Autism can be hard to understand for those who aren’t impacted by this disorder, or don’t know someone personally with Autism. If you’re wondering what to know about Autism, and how you can be an ally to the Autism community, here are some basics you should know!
What to Know About Autism:
Oxford dictionary describes Autism as, “A developmental disorder of variable severity that is characterized by difficulty in social interaction and communication and by restricted or repetitive patterns of thought and behavior.” The full name of this disorder is, “Autism Spectrum Disorder”, which ties to this definition that Autism is a spectrum and it varies based on the individual.
Autism is a spectrum:
Autism is call Autism Spectrum Disorder for a reason. Not everyone with the disorder will be impacted in the same way. Some individuals might have high sensory needs but do well with emotional regulation and executive functioning. While other individuals might not have any sensory needs at all, but could really struggle with emotional regulation and repetitive behaviors. No two cases of Autism will ever look the same.
Just because someone is non-verbal, it doesn’t mean they can’t understand:
When dealing with any individual with any disability, it is always best to assume competence at all times. Many individuals with Autism are non-verbal but just because they cannot speak, it doesn’t mean they don’t understand what you’re saying. People with Autism are often great observers and are taking in more information from the world around them than you might think. They’re likely noticing and taking in information on things that you aren’t noticing.
You can’t tell someone has Autism by looking at them:
There is no “look” for Autism. Frequently people who are less impacted by Autism comment about how exhausting it is feeling like they have to “mask” all the time to fit into society. It’s draining for them to blend in but often these individuals are among us and we may never know. This is why it’s important to remember that we don’t know what everyone else is going through and it’s a great reminder to be kind.
Interacting with people with Autism:
When interacting with people who have Autism, treat them like any other person. Look into their eyes, talk to them, get to know their interests, find common ground and connect with them. These are all great ways to interact with people who have Autism. If they’re nonverbal, look for cues of how they’re feeling or things they might be interested in. We have an entire blog post all about interacting with non-verbal individuals.
What to Know About Autism, Inclusive Language:
A few months ago we wrote a post all about inclusive language for people with disabilities. In that post we wrote about how most individuals prefer person first language such has, “person with a disability”, instead of “disabled person”. However, Autism is a unique group in that many of the individuals in this community prefer to be called Autistic instead of “a person with Autism”. Each person may have their own preferences. It never hurts to ask. In most circumstances, using either of the above phrases should be completely fine.
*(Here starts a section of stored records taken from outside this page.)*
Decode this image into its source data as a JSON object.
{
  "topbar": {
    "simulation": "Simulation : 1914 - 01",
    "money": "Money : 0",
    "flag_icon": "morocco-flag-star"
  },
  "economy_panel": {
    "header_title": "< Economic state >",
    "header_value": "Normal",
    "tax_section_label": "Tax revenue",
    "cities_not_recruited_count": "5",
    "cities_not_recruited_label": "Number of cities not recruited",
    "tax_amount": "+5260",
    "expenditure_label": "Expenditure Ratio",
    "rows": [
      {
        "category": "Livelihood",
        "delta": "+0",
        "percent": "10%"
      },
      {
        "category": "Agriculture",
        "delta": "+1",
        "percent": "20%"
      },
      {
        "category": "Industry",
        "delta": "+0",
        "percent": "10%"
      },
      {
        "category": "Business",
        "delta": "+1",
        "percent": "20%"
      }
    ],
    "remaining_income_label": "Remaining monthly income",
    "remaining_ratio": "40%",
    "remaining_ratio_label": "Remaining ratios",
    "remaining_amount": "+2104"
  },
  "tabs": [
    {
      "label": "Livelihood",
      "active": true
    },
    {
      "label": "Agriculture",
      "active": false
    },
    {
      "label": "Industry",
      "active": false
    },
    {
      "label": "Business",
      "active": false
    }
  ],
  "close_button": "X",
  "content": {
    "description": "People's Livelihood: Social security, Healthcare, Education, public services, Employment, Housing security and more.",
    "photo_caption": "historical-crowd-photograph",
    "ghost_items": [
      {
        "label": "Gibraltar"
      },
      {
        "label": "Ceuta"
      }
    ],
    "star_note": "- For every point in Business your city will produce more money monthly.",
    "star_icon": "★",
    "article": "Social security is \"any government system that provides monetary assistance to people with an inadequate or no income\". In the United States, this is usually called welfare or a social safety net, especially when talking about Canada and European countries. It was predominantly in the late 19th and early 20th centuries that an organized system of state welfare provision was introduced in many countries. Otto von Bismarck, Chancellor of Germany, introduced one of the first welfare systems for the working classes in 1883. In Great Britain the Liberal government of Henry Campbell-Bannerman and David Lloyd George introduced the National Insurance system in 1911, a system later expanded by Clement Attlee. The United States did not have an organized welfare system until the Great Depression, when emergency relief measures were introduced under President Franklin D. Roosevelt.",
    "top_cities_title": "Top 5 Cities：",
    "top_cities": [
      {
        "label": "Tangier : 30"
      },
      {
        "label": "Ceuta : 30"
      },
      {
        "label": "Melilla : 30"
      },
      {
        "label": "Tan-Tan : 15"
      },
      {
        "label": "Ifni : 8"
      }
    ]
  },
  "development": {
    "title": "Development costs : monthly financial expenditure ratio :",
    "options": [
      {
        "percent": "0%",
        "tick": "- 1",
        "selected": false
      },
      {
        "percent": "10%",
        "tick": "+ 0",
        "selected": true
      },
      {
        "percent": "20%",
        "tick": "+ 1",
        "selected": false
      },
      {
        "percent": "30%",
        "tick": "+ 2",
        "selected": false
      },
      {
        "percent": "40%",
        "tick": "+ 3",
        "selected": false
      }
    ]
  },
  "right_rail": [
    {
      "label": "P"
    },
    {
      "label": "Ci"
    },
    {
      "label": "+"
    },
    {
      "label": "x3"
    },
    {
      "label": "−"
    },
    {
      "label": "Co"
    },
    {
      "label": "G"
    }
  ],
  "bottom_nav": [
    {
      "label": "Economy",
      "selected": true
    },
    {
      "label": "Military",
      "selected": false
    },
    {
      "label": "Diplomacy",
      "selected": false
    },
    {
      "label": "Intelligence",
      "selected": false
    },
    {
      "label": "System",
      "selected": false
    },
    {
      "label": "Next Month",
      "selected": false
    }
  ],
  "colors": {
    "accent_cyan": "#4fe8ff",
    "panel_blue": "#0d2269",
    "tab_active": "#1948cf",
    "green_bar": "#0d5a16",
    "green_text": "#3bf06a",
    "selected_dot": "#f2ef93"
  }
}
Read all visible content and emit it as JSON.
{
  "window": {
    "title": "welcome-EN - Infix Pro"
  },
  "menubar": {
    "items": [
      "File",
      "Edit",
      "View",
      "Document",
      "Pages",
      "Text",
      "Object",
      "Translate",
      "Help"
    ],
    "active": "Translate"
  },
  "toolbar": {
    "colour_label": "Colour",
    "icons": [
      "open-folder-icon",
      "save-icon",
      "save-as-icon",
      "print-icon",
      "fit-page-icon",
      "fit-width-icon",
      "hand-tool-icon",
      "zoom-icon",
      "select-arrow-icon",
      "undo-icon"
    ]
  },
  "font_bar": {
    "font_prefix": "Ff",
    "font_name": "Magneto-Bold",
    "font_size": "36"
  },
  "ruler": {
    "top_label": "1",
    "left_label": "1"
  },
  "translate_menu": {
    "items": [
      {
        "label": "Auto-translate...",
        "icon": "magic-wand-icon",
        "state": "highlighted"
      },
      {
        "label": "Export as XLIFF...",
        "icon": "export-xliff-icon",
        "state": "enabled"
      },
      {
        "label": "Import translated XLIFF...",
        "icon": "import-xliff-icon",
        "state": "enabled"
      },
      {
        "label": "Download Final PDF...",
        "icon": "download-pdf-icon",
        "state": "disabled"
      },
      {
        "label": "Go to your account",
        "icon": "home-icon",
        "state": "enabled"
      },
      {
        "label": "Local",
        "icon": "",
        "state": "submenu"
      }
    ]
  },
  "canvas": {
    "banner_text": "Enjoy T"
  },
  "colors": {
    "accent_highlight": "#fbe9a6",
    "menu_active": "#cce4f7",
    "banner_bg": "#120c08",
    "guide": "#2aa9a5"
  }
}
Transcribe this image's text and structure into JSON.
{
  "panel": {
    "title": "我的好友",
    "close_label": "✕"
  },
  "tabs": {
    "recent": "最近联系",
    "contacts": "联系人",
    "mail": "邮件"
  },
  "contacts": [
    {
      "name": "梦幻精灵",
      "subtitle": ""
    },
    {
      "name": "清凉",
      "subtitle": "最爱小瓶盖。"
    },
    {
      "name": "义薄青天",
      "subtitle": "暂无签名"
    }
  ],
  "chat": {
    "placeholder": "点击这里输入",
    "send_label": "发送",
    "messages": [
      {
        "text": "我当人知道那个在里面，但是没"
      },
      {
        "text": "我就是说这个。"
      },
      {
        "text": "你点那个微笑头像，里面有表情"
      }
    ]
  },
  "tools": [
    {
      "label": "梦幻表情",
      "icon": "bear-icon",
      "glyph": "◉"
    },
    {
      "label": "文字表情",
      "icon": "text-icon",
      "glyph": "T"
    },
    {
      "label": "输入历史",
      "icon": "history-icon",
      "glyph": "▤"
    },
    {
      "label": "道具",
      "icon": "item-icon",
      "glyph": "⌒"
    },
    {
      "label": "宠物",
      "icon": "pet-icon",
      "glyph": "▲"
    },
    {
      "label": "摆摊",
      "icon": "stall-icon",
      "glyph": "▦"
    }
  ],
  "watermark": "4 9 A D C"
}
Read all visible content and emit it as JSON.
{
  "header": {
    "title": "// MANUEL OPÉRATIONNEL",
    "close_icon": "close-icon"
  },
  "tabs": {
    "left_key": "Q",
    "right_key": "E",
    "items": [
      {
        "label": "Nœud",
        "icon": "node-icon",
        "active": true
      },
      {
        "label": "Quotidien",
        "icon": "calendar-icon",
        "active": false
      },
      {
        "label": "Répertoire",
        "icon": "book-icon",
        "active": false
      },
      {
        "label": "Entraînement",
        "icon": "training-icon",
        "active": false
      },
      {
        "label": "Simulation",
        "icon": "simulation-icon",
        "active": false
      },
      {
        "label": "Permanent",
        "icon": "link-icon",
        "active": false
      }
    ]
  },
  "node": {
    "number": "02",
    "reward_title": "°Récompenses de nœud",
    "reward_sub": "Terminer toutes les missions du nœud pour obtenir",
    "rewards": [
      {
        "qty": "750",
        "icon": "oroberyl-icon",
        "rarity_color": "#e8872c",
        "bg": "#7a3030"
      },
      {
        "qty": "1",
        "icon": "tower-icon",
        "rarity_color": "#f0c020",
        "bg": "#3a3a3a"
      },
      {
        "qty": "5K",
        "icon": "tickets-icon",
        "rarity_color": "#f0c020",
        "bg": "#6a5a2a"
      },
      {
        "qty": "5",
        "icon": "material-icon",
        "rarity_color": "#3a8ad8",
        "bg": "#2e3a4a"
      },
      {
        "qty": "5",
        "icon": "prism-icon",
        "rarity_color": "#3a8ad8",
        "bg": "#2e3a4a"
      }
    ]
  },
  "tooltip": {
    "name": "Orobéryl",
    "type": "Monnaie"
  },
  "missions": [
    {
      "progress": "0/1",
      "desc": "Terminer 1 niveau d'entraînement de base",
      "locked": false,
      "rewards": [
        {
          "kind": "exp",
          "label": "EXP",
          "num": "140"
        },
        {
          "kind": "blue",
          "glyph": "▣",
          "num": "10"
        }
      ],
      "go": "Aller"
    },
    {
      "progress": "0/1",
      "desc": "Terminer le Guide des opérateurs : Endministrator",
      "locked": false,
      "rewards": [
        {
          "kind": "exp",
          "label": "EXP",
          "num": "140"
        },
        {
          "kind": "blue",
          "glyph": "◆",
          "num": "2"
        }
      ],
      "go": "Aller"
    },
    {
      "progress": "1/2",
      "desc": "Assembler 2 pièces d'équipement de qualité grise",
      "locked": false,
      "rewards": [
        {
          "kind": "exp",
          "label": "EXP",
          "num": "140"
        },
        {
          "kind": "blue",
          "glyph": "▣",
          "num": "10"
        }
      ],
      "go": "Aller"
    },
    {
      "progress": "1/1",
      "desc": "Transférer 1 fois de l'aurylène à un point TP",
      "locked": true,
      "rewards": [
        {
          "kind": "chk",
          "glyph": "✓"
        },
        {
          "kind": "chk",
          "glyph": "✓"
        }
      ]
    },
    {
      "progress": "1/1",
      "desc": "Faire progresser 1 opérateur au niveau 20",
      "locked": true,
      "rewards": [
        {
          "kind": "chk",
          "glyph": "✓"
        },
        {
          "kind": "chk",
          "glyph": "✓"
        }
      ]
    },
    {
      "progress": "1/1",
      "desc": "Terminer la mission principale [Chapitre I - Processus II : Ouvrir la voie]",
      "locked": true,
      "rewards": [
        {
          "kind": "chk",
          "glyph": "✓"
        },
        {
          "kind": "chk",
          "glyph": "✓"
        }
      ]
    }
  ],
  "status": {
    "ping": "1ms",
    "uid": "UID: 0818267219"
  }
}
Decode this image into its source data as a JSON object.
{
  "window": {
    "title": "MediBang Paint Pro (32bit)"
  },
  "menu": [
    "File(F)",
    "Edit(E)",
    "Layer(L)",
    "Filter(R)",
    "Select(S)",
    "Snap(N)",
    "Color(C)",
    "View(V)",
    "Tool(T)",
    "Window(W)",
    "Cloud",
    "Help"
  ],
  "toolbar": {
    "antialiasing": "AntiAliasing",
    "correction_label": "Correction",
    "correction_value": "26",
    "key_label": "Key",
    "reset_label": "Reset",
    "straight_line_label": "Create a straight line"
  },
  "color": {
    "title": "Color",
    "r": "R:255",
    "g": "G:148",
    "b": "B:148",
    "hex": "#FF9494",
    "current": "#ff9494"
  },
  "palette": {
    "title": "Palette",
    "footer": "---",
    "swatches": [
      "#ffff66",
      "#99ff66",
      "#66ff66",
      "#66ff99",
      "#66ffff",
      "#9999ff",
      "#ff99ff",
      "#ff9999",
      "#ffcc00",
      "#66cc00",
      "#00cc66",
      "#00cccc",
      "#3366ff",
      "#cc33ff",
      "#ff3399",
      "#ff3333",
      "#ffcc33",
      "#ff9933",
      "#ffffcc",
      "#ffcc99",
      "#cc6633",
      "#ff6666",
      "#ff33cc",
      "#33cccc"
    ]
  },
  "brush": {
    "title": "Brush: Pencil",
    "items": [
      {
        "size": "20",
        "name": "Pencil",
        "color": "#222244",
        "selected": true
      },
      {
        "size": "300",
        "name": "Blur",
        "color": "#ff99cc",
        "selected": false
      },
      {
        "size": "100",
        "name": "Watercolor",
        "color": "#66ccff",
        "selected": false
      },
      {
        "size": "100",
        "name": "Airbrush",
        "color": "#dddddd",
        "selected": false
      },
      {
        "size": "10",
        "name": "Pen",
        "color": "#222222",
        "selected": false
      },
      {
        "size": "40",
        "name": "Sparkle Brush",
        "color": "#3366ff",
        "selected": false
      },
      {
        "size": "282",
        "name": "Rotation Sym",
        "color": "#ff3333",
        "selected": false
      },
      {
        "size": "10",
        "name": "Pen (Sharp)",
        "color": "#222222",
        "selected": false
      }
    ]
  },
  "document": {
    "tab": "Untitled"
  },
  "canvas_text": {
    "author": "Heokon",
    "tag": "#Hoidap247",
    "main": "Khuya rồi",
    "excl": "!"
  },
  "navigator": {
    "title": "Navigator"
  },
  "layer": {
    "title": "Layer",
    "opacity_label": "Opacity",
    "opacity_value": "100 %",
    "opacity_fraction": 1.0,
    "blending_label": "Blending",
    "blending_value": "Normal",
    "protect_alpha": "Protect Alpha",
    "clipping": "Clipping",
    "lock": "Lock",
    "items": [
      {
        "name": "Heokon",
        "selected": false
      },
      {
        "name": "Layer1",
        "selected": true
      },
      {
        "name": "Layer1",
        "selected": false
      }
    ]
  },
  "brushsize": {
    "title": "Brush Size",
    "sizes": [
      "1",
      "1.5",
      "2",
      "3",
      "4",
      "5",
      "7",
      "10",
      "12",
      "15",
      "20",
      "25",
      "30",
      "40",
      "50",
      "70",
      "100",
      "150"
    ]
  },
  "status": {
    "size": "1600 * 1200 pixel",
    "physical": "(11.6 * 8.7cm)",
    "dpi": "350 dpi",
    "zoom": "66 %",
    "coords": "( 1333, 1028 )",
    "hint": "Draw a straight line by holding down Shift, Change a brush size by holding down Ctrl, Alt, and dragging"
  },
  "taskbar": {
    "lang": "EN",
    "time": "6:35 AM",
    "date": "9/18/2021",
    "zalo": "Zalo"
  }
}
We hope this post was helpful for you to learn more about Autism and this complex disorder. At the end of the day people with Autism are unique individuals just like anyone else and they deserve the respect and attention you would give to anyone else in your life.